• [TASK] Only the lines with the string "screenshot" are needed; return each of them from the entries below.

Web page and app entries
* * * * * * *
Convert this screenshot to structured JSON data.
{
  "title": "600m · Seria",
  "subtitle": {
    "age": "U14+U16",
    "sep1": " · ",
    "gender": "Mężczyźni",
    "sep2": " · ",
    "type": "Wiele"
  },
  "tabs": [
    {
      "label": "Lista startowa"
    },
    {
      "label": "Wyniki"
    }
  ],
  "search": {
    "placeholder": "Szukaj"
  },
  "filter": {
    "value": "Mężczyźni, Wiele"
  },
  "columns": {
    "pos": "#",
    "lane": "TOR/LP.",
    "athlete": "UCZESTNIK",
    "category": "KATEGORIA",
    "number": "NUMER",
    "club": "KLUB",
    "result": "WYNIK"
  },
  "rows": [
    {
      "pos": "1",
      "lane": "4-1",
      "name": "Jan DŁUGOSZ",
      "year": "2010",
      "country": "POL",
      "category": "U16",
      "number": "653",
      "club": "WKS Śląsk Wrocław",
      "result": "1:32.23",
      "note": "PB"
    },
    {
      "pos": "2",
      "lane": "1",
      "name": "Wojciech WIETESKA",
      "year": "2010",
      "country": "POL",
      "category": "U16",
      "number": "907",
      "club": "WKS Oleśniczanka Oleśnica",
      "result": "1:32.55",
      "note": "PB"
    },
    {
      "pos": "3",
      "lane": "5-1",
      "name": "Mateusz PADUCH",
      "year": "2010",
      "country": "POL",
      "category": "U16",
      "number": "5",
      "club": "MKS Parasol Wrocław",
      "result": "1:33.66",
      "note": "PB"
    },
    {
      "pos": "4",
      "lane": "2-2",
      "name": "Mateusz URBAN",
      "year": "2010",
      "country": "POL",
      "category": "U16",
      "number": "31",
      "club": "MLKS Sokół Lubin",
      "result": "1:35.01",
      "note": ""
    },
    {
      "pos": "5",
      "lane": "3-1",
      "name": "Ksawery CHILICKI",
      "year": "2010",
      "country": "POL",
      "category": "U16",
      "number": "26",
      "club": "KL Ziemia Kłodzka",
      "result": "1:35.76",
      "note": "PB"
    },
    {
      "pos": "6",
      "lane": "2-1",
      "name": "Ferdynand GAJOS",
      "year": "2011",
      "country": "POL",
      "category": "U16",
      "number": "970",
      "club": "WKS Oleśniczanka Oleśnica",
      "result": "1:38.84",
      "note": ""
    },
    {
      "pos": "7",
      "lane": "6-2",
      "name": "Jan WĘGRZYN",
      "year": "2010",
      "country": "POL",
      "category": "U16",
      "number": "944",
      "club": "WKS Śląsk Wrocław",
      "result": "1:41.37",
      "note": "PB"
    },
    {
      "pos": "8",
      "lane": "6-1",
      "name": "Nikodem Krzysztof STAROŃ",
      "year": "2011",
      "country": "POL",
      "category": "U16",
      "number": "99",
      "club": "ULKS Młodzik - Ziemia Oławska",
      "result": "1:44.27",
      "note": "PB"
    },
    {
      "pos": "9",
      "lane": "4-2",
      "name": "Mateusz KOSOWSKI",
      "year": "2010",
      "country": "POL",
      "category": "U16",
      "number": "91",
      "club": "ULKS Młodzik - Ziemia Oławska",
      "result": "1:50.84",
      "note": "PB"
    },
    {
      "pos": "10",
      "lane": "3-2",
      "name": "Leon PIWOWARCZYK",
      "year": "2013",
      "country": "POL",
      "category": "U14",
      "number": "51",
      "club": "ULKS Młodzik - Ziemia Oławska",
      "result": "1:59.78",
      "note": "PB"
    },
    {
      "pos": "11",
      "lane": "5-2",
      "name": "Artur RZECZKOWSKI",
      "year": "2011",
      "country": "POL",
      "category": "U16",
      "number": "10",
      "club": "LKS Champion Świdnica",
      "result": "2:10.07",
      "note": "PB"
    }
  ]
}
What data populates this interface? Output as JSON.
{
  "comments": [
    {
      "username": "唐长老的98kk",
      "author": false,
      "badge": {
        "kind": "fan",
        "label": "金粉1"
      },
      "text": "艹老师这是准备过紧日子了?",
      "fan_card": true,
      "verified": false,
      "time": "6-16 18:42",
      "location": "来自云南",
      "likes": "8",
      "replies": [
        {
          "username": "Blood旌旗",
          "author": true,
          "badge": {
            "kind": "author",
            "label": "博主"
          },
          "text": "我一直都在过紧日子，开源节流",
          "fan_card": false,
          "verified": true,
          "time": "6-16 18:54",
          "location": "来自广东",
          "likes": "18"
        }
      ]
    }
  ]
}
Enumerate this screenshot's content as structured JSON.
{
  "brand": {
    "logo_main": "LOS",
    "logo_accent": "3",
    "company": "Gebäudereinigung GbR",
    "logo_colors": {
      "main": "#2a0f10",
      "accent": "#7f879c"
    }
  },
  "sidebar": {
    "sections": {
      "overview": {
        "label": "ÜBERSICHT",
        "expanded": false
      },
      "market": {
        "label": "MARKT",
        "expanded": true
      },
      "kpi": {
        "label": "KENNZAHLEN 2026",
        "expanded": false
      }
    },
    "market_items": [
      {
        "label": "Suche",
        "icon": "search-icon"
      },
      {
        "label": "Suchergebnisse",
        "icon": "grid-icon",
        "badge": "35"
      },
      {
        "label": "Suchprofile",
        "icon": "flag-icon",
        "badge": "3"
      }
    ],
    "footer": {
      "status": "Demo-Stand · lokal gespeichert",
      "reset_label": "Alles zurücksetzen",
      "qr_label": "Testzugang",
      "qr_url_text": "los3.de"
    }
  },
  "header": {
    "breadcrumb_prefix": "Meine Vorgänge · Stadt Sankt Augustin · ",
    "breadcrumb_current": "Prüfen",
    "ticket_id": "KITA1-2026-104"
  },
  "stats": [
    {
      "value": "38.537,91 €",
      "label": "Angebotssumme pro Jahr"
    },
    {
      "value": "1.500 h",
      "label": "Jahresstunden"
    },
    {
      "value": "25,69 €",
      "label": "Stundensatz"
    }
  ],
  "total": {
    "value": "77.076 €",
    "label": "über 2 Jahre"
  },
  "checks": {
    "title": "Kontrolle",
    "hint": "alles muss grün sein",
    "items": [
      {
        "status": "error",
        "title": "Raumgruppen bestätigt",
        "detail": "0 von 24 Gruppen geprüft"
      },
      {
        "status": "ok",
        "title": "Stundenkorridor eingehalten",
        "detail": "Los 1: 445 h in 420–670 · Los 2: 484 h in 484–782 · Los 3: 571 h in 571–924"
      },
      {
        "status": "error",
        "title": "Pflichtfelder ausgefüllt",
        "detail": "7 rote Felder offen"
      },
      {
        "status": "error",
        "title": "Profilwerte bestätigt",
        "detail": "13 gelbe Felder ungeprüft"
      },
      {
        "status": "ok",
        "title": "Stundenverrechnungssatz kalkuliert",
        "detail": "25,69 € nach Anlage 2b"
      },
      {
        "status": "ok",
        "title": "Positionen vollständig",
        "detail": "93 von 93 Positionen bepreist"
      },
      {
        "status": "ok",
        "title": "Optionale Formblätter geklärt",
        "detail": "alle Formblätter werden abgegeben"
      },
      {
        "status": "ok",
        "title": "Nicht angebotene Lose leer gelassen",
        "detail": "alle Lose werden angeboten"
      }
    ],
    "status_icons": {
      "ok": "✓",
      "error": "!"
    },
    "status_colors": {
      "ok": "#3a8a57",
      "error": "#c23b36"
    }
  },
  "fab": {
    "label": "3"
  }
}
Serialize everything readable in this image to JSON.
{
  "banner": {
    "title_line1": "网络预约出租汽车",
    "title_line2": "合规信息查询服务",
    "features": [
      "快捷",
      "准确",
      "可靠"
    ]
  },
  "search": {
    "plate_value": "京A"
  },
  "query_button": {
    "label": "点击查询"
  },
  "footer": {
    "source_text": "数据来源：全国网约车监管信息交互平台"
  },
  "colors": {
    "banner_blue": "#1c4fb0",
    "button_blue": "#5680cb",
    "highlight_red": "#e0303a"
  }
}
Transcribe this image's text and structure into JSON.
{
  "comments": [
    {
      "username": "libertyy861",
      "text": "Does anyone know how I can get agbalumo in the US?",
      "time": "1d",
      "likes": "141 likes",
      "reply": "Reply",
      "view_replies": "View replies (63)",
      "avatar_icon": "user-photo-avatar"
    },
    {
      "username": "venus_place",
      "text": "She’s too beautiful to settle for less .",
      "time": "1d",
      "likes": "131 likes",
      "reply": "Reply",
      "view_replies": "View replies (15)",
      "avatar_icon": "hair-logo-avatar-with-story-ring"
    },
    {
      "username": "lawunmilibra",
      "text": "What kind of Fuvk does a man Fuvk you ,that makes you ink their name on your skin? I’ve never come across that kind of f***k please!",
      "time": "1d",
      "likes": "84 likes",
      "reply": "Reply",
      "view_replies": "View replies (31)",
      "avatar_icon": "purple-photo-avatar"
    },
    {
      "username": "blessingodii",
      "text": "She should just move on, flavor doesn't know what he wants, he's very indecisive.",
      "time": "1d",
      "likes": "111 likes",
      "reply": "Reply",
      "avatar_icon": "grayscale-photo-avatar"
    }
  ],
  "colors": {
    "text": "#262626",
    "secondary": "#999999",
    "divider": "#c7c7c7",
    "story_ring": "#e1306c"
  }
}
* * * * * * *
• [RESPONSE AREA]
Convert this screenshot to structured JSON data.
Enumerate this screenshot's content as structured JSON.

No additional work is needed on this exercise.